◆ Task description
Filtering the records below, copy only those lines that include the word "expanded".

◆ Extracted entries
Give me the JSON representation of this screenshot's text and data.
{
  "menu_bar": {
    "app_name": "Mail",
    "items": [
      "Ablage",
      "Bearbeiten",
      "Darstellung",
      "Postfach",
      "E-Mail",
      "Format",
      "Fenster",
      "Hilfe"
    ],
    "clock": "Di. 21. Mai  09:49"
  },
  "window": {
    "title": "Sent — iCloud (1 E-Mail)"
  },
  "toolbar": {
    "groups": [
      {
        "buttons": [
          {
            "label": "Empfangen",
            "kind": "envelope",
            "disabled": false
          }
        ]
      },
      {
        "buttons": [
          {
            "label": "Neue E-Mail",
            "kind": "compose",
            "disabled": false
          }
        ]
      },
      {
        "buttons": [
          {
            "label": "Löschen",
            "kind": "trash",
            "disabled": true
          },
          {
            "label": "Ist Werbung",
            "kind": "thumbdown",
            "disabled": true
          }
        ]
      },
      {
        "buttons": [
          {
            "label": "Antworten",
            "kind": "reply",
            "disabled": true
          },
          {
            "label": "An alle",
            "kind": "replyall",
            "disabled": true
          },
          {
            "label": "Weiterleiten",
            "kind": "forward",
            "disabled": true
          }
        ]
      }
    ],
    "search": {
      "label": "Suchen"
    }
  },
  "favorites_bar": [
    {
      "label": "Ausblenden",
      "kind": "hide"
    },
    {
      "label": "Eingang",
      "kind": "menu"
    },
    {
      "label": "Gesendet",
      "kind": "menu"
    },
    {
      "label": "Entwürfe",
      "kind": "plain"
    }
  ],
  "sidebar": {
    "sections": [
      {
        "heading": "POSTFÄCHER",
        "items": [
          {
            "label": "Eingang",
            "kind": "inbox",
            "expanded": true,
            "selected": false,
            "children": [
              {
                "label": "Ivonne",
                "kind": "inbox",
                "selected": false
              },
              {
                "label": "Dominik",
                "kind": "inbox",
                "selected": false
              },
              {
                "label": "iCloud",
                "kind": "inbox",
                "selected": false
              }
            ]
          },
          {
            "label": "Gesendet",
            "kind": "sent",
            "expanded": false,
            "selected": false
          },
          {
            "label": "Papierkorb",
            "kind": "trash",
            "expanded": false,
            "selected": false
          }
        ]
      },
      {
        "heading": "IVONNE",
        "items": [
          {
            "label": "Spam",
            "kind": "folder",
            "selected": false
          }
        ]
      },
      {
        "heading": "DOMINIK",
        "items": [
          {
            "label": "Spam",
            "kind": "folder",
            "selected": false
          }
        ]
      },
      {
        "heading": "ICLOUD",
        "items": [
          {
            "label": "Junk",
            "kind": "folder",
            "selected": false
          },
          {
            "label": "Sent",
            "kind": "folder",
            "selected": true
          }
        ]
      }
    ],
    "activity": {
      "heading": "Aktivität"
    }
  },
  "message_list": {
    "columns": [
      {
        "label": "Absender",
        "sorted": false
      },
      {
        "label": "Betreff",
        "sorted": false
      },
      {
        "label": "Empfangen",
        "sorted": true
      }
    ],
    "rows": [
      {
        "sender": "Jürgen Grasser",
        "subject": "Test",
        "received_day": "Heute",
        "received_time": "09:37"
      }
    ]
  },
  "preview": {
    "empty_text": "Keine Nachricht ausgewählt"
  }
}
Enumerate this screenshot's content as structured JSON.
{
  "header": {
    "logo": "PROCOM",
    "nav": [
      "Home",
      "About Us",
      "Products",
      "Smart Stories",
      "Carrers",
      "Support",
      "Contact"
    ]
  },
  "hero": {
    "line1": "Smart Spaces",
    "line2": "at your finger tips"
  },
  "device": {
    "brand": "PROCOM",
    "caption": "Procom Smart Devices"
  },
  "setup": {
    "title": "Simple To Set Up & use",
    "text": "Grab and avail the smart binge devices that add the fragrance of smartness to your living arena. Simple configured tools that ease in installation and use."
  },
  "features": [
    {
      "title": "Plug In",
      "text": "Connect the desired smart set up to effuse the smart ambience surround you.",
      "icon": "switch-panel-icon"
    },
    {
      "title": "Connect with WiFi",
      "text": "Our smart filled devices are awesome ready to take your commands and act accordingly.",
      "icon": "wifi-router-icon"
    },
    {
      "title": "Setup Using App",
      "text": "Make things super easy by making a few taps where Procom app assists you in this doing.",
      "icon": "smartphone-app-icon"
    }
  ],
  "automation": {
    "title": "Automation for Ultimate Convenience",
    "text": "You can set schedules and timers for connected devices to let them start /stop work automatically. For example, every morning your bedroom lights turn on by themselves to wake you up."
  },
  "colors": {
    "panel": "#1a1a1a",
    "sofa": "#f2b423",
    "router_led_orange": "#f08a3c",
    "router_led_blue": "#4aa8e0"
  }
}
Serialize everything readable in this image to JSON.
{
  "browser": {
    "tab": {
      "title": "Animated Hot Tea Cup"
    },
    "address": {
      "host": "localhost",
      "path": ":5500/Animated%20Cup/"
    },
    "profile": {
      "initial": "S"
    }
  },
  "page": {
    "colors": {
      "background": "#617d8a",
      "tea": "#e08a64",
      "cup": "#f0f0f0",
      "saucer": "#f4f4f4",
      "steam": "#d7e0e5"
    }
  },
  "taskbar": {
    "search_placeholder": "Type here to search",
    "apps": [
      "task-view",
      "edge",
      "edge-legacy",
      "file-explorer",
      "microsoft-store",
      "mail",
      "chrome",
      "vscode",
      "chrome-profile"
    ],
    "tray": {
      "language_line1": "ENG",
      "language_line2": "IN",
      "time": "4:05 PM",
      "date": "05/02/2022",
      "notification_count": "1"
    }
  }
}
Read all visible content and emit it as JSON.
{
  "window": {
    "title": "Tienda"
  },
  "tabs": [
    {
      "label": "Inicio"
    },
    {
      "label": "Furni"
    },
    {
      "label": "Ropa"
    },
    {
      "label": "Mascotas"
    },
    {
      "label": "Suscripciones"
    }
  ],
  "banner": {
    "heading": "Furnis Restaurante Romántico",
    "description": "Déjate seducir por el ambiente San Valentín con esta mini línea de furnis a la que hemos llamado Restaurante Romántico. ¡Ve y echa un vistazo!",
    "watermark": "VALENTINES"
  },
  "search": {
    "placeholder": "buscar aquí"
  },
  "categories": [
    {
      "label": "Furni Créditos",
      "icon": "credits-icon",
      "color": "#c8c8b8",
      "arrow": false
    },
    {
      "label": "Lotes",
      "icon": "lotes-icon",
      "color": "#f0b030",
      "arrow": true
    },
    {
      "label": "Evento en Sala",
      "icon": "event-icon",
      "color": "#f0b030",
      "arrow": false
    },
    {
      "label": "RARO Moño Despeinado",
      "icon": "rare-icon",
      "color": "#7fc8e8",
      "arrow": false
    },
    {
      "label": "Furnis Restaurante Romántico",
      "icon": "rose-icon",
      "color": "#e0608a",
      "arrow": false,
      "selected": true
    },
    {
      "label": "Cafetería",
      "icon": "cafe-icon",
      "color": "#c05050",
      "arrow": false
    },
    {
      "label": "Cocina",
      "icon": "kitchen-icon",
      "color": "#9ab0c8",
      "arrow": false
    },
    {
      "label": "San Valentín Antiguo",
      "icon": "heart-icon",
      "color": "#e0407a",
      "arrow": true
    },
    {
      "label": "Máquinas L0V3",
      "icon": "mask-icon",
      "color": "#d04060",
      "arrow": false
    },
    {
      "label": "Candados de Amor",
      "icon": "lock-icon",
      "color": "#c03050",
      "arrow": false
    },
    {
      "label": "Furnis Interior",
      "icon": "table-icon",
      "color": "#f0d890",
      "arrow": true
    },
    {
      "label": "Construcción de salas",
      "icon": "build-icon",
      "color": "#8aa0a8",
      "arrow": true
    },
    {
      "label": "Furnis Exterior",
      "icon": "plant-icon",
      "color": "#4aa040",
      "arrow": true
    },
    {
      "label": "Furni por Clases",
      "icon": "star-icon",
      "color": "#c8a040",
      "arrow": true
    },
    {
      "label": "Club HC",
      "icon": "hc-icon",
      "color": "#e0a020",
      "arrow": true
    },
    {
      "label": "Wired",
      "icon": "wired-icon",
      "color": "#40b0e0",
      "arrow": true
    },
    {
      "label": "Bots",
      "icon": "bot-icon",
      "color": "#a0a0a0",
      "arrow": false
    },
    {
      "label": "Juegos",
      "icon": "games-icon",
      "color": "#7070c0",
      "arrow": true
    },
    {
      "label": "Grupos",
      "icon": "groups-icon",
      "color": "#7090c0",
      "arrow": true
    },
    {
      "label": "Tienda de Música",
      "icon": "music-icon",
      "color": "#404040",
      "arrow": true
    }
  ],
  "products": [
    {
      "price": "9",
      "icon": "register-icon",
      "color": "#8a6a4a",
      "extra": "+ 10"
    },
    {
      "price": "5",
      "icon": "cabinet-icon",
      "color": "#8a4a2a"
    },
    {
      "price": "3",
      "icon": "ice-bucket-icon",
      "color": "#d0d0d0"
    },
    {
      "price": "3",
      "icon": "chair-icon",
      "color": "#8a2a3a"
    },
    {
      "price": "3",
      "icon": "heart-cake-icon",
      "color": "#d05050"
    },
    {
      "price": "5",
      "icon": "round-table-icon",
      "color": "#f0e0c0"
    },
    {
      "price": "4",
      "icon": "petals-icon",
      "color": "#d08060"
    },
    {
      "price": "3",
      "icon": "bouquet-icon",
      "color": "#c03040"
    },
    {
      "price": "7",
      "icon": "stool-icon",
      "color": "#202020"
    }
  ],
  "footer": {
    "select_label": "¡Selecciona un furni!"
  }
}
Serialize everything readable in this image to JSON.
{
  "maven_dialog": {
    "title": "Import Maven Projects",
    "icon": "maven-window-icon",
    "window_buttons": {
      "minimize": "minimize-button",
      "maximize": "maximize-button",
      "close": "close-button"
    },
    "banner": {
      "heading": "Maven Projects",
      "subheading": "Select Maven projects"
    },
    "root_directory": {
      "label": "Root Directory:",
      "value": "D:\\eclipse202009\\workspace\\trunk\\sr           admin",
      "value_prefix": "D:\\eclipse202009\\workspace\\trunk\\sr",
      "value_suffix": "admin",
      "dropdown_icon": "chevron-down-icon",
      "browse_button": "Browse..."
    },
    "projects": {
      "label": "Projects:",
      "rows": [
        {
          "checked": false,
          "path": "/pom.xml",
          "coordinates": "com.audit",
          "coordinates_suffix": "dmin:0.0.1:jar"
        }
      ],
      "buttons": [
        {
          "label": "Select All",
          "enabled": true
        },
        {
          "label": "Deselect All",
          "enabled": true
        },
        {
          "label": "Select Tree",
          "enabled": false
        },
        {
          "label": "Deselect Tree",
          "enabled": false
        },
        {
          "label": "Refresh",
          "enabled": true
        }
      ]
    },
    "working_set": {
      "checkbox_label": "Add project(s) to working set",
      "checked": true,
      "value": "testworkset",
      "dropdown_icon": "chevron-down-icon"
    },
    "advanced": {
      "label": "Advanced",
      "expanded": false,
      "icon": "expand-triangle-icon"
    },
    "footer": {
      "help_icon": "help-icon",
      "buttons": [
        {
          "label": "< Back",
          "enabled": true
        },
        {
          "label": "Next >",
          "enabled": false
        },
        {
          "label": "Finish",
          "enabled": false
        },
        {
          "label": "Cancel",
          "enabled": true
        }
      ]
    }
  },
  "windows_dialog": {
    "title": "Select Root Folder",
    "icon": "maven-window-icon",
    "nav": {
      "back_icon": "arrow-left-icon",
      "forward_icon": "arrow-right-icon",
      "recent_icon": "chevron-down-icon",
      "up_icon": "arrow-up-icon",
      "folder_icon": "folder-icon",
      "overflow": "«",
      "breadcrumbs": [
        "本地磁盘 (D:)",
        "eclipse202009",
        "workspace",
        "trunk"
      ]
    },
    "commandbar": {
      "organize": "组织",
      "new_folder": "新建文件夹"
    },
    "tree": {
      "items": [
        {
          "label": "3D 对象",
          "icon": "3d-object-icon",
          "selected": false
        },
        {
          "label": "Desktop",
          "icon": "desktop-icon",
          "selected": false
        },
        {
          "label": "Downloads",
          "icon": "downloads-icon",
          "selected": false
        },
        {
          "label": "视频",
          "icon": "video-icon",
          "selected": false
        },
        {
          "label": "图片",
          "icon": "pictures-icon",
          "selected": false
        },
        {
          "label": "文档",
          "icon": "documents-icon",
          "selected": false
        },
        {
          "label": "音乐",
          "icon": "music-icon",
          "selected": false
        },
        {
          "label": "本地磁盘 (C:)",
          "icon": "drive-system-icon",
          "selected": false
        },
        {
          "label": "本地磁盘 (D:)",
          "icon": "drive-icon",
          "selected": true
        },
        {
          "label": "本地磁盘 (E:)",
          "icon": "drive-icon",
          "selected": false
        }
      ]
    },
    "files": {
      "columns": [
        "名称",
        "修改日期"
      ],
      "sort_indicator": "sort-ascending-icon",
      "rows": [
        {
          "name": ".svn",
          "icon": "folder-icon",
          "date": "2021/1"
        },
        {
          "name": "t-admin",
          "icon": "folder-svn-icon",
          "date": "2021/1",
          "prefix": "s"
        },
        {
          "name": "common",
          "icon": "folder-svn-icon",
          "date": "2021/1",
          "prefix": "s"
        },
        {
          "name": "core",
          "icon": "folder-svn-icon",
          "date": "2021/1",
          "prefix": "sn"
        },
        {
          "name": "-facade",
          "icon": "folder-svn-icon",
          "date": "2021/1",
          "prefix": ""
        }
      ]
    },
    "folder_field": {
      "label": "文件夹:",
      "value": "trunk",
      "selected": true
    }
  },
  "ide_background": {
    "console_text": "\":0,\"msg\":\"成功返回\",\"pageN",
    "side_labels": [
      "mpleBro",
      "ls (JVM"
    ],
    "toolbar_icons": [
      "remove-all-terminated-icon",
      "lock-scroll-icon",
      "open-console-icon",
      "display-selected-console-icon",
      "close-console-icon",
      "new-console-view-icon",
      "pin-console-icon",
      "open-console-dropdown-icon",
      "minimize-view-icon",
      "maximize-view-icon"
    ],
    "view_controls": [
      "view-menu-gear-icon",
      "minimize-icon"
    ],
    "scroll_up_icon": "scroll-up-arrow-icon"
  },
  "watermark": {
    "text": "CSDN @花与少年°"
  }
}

◆ Exercise answer
            "expanded": true,
            "expanded": false,
            "expanded": false,
      "expanded": false,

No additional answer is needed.